WHAT YOU ARE ASKED TO DO:
The listing below is to be output in its exact form.

====== EXERCISE INPUT

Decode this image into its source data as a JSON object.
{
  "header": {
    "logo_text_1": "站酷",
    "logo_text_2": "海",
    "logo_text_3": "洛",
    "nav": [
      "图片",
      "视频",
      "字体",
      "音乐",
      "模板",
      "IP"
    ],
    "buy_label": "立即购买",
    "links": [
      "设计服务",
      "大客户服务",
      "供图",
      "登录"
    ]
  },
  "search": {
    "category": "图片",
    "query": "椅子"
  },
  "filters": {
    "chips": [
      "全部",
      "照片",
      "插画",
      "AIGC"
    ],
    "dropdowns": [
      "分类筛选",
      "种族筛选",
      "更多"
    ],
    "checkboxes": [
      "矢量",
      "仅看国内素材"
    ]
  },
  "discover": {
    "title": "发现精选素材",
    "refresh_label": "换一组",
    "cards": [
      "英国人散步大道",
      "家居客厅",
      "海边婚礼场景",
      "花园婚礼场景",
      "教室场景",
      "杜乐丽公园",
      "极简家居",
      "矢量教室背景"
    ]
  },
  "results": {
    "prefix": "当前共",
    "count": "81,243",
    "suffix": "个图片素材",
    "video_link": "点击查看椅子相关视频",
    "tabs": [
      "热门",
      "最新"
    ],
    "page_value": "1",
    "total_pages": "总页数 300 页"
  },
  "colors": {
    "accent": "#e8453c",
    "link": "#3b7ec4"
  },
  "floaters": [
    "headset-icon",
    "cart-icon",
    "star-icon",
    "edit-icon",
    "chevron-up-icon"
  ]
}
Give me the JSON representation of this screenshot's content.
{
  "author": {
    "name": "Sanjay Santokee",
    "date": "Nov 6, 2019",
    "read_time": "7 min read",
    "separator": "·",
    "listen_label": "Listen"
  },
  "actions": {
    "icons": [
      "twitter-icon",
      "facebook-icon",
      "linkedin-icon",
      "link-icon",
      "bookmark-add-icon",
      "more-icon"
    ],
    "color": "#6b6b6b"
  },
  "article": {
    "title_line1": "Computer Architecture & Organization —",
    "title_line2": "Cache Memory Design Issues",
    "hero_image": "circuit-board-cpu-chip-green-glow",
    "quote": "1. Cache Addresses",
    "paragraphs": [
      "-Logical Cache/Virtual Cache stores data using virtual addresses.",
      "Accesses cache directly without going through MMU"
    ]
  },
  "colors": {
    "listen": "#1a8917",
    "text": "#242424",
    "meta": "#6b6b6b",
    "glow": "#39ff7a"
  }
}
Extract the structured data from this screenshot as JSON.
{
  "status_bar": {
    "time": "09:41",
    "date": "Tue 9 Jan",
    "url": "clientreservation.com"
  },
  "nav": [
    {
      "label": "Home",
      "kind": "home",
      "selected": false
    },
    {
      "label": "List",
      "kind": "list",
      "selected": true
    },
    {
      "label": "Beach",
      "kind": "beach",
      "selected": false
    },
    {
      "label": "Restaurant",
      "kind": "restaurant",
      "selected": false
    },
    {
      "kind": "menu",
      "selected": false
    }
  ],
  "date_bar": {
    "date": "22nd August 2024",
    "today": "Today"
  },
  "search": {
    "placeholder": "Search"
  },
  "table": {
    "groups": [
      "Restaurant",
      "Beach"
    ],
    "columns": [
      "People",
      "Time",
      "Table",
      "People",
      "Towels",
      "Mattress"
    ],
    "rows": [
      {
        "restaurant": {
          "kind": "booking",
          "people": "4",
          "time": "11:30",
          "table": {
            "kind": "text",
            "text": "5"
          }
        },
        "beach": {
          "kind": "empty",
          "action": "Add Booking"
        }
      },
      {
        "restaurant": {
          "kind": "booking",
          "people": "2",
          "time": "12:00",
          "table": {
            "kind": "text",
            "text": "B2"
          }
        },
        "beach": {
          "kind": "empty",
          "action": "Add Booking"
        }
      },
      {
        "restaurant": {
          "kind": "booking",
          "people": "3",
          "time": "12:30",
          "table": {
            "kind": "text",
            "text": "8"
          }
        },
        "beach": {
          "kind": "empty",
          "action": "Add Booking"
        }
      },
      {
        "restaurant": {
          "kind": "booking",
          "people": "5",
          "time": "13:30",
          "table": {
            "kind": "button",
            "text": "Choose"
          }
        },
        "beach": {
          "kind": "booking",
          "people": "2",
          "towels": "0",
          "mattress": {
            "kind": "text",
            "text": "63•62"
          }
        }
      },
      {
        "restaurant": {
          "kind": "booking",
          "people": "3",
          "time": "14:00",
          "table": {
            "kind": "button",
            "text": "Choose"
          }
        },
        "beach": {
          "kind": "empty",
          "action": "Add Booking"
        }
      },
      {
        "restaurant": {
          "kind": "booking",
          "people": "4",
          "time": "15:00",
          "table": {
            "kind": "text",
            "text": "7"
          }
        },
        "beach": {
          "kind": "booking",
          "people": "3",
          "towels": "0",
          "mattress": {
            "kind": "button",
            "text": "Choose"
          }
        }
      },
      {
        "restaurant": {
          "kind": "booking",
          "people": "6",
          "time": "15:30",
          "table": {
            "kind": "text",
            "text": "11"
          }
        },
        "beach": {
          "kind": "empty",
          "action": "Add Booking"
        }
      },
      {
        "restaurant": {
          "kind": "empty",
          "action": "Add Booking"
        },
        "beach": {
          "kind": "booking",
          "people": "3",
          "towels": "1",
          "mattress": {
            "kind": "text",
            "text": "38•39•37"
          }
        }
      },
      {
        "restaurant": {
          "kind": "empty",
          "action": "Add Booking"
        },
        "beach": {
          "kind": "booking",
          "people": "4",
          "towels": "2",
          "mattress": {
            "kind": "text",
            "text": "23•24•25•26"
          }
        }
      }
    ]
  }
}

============

WRITTEN SOLUTION:
Decode this image into its source data as a JSON object.
{
  "header": {
    "logo_text_1": "站酷",
    "logo_text_2": "海",
    "logo_text_3": "洛",
    "nav": [
      "图片",
      "视频",
      "字体",
      "音乐",
      "模板",
      "IP"
    ],
    "buy_label": "立即购买",
    "links": [
      "设计服务",
      "大客户服务",
      "供图",
      "登录"
    ]
  },
  "search": {
    "category": "图片",
    "query": "椅子"
  },
  "filters": {
    "chips": [
      "全部",
      "照片",
      "插画",
      "AIGC"
    ],
    "dropdowns": [
      "分类筛选",
      "种族筛选",
      "更多"
    ],
    "checkboxes": [
      "矢量",
      "仅看国内素材"
    ]
  },
  "discover": {
    "title": "发现精选素材",
    "refresh_label": "换一组",
    "cards": [
      "英国人散步大道",
      "家居客厅",
      "海边婚礼场景",
      "花园婚礼场景",
      "教室场景",
      "杜乐丽公园",
      "极简家居",
      "矢量教室背景"
    ]
  },
  "results": {
    "prefix": "当前共",
    "count": "81,243",
    "suffix": "个图片素材",
    "video_link": "点击查看椅子相关视频",
    "tabs": [
      "热门",
      "最新"
    ],
    "page_value": "1",
    "total_pages": "总页数 300 页"
  },
  "colors": {
    "accent": "#e8453c",
    "link": "#3b7ec4"
  },
  "floaters": [
    "headset-icon",
    "cart-icon",
    "star-icon",
    "edit-icon",
    "chevron-up-icon"
  ]
}
Give me the JSON representation of this screenshot's content.
{
  "author": {
    "name": "Sanjay Santokee",
    "date": "Nov 6, 2019",
    "read_time": "7 min read",
    "separator": "·",
    "listen_label": "Listen"
  },
  "actions": {
    "icons": [
      "twitter-icon",
      "facebook-icon",
      "linkedin-icon",
      "link-icon",
      "bookmark-add-icon",
      "more-icon"
    ],
    "color": "#6b6b6b"
  },
  "article": {
    "title_line1": "Computer Architecture & Organization —",
    "title_line2": "Cache Memory Design Issues",
    "hero_image": "circuit-board-cpu-chip-green-glow",
    "quote": "1. Cache Addresses",
    "paragraphs": [
      "-Logical Cache/Virtual Cache stores data using virtual addresses.",
      "Accesses cache directly without going through MMU"
    ]
  },
  "colors": {
    "listen": "#1a8917",
    "text": "#242424",
    "meta": "#6b6b6b",
    "glow": "#39ff7a"
  }
}
Extract the structured data from this screenshot as JSON.
{
  "status_bar": {
    "time": "09:41",
    "date": "Tue 9 Jan",
    "url": "clientreservation.com"
  },
  "nav": [
    {
      "label": "Home",
      "kind": "home",
      "selected": false
    },
    {
      "label": "List",
      "kind": "list",
      "selected": true
    },
    {
      "label": "Beach",
      "kind": "beach",
      "selected": false
    },
    {
      "label": "Restaurant",
      "kind": "restaurant",
      "selected": false
    },
    {
      "kind": "menu",
      "selected": false
    }
  ],
  "date_bar": {
    "date": "22nd August 2024",
    "today": "Today"
  },
  "search": {
    "placeholder": "Search"
  },
  "table": {
    "groups": [
      "Restaurant",
      "Beach"
    ],
    "columns": [
      "People",
      "Time",
      "Table",
      "People",
      "Towels",
      "Mattress"
    ],
    "rows": [
      {
        "restaurant": {
          "kind": "booking",
          "people": "4",
          "time": "11:30",
          "table": {
            "kind": "text",
            "text": "5"
          }
        },
        "beach": {
          "kind": "empty",
          "action": "Add Booking"
        }
      },
      {
        "restaurant": {
          "kind": "booking",
          "people": "2",
          "time": "12:00",
          "table": {
            "kind": "text",
            "text": "B2"
          }
        },
        "beach": {
          "kind": "empty",
          "action": "Add Booking"
        }
      },
      {
        "restaurant": {
          "kind": "booking",
          "people": "3",
          "time": "12:30",
          "table": {
            "kind": "text",
            "text": "8"
          }
        },
        "beach": {
          "kind": "empty",
          "action": "Add Booking"
        }
      },
      {
        "restaurant": {
          "kind": "booking",
          "people": "5",
          "time": "13:30",
          "table": {
            "kind": "button",
            "text": "Choose"
          }
        },
        "beach": {
          "kind": "booking",
          "people": "2",
          "towels": "0",
          "mattress": {
            "kind": "text",
            "text": "63•62"
          }
        }
      },
      {
        "restaurant": {
          "kind": "booking",
          "people": "3",
          "time": "14:00",
          "table": {
            "kind": "button",
            "text": "Choose"
          }
        },
        "beach": {
          "kind": "empty",
          "action": "Add Booking"
        }
      },
      {
        "restaurant": {
          "kind": "booking",
          "people": "4",
          "time": "15:00",
          "table": {
            "kind": "text",
            "text": "7"
          }
        },
        "beach": {
          "kind": "booking",
          "people": "3",
          "towels": "0",
          "mattress": {
            "kind": "button",
            "text": "Choose"
          }
        }
      },
      {
        "restaurant": {
          "kind": "booking",
          "people": "6",
          "time": "15:30",
          "table": {
            "kind": "text",
            "text": "11"
          }
        },
        "beach": {
          "kind": "empty",
          "action": "Add Booking"
        }
      },
      {
        "restaurant": {
          "kind": "empty",
          "action": "Add Booking"
        },
        "beach": {
          "kind": "booking",
          "people": "3",
          "towels": "1",
          "mattress": {
            "kind": "text",
            "text": "38•39•37"
          }
        }
      },
      {
        "restaurant": {
          "kind": "empty",
          "action": "Add Booking"
        },
        "beach": {
          "kind": "booking",
          "people": "4",
          "towels": "2",
          "mattress": {
            "kind": "text",
            "text": "23•24•25•26"
          }
        }
      }
    ]
  }
}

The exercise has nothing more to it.